Jammu and Kashmir was divided into two Union Territories in August 2019

New Delhi: Only nine ancestral properties of the Kashmiri Hindu community have been restored to them in the last two years since special status to Jammu and Kashmir was removed and it was divided into two Union Territories.

"Nine properties have been restored to their rightful owners. And 520 migrants have returned to Kashmir and have taken up jobs under the PM scheme," Minister of State for Home Nityanand Rai told the Rajya Sabha today.

Shiv Sena MP Anil Desai asked the government whether it has formed any authority to take requests from Hindus who have returned to Jammu and Kashmir to reclaim their ancestral properties.
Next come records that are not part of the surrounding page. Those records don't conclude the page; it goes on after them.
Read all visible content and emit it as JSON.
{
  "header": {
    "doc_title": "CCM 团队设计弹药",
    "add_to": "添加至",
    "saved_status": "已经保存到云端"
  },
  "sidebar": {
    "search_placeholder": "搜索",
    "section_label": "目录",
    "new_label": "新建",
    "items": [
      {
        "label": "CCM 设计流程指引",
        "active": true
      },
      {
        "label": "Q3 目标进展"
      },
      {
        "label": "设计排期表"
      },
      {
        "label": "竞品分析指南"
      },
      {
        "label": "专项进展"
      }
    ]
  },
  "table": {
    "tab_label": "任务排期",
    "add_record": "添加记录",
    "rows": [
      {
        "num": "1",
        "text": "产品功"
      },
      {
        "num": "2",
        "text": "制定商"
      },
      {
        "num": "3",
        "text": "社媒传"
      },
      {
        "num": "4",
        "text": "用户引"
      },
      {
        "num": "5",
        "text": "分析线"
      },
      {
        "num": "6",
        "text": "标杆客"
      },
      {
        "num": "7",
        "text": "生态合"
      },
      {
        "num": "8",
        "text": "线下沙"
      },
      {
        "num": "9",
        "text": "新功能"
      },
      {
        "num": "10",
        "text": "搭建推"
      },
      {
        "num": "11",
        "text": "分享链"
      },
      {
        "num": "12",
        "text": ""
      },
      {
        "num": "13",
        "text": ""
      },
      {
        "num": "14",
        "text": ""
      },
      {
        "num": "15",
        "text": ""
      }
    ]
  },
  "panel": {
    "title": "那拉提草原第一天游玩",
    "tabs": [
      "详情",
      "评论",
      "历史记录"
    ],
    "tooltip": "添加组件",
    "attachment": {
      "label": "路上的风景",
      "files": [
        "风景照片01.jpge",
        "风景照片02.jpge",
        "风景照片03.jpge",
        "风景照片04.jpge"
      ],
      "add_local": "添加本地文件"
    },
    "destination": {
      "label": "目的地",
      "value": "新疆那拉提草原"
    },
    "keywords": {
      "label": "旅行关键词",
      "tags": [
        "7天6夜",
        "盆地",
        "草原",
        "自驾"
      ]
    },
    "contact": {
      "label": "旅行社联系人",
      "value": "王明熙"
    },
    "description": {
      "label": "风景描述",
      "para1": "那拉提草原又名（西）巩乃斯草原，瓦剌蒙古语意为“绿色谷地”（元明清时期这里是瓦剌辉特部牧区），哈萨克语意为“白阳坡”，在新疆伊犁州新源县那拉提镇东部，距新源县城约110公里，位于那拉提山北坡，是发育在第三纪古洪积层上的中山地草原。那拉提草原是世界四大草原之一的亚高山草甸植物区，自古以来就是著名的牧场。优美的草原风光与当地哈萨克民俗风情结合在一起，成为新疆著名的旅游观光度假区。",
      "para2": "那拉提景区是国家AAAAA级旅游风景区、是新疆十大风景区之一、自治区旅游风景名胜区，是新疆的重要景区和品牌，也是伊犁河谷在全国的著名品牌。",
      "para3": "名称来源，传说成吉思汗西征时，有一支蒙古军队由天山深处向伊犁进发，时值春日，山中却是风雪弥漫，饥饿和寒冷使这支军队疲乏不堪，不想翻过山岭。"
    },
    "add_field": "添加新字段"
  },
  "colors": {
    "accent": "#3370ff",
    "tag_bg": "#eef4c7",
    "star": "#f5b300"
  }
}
The Home Ministry in a statement replied that district magistrates are the legal custodians of ancestral properties and can take action on their own if they find any encroachment. "The migrants can also request district magistrates in such cases," the Home Ministry said.

The centre also clarified on altered land laws in one of the two newest Union Territories. "As per the adapted land laws of Jammu and Kashmir, the government may, by notification in the official gazette, allow transfer of land, for public purposes such as education, charitable purpose and healthcare," the Home Ministry said.

Congress MP Akhilesh Singh asked whether a domicile or a permanent resident certificate was needed to buy non-agricultural land in Jammu and Kashmir. The Home Ministry, replying to Mr Singh, said that since August 5, 2019, the day special status was removed from Jammu and Kashmir, all provisions of the Constitution are applicable to the Union Territory. This led to changes in existing laws in Jammu and Kashmir in order to conform to the provisions of the Constitution.